### WORK ITEM:
Write the records out again, exactly as they stand below.

════════════════════

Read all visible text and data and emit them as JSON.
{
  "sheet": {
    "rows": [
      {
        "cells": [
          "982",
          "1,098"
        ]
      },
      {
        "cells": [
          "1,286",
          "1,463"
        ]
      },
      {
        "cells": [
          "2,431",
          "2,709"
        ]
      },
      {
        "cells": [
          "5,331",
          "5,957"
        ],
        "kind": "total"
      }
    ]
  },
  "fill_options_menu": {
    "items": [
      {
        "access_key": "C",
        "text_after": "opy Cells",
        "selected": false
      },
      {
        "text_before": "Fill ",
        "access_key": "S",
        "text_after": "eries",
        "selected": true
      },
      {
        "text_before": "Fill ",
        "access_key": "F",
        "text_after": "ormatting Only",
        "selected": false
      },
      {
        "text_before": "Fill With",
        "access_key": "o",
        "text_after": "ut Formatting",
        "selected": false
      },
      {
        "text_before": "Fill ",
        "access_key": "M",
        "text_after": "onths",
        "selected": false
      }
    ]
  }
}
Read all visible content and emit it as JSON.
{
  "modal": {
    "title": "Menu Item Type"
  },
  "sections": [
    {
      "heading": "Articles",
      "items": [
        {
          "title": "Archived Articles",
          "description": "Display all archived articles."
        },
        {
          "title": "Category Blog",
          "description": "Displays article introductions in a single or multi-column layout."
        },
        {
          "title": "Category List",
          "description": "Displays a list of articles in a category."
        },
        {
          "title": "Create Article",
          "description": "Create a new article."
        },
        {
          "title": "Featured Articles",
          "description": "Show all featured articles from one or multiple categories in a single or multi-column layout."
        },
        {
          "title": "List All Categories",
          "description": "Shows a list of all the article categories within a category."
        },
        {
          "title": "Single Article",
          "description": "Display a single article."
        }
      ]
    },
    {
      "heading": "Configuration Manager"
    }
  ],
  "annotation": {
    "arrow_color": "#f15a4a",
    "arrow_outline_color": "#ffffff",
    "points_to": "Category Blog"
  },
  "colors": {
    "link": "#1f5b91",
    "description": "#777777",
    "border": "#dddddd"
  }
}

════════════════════

### RESPONSE TO THE EXERCISE:
Read all visible text and data and emit them as JSON.
{
  "sheet": {
    "rows": [
      {
        "cells": [
          "982",
          "1,098"
        ]
      },
      {
        "cells": [
          "1,286",
          "1,463"
        ]
      },
      {
        "cells": [
          "2,431",
          "2,709"
        ]
      },
      {
        "cells": [
          "5,331",
          "5,957"
        ],
        "kind": "total"
      }
    ]
  },
  "fill_options_menu": {
    "items": [
      {
        "access_key": "C",
        "text_after": "opy Cells",
        "selected": false
      },
      {
        "text_before": "Fill ",
        "access_key": "S",
        "text_after": "eries",
        "selected": true
      },
      {
        "text_before": "Fill ",
        "access_key": "F",
        "text_after": "ormatting Only",
        "selected": false
      },
      {
        "text_before": "Fill With",
        "access_key": "o",
        "text_after": "ut Formatting",
        "selected": false
      },
      {
        "text_before": "Fill ",
        "access_key": "M",
        "text_after": "onths",
        "selected": false
      }
    ]
  }
}
Read all visible content and emit it as JSON.
{
  "modal": {
    "title": "Menu Item Type"
  },
  "sections": [
    {
      "heading": "Articles",
      "items": [
        {
          "title": "Archived Articles",
          "description": "Display all archived articles."
        },
        {
          "title": "Category Blog",
          "description": "Displays article introductions in a single or multi-column layout."
        },
        {
          "title": "Category List",
          "description": "Displays a list of articles in a category."
        },
        {
          "title": "Create Article",
          "description": "Create a new article."
        },
        {
          "title": "Featured Articles",
          "description": "Show all featured articles from one or multiple categories in a single or multi-column layout."
        },
        {
          "title": "List All Categories",
          "description": "Shows a list of all the article categories within a category."
        },
        {
          "title": "Single Article",
          "description": "Display a single article."
        }
      ]
    },
    {
      "heading": "Configuration Manager"
    }
  ],
  "annotation": {
    "arrow_color": "#f15a4a",
    "arrow_outline_color": "#ffffff",
    "points_to": "Category Blog"
  },
  "colors": {
    "link": "#1f5b91",
    "description": "#777777",
    "border": "#dddddd"
  }
}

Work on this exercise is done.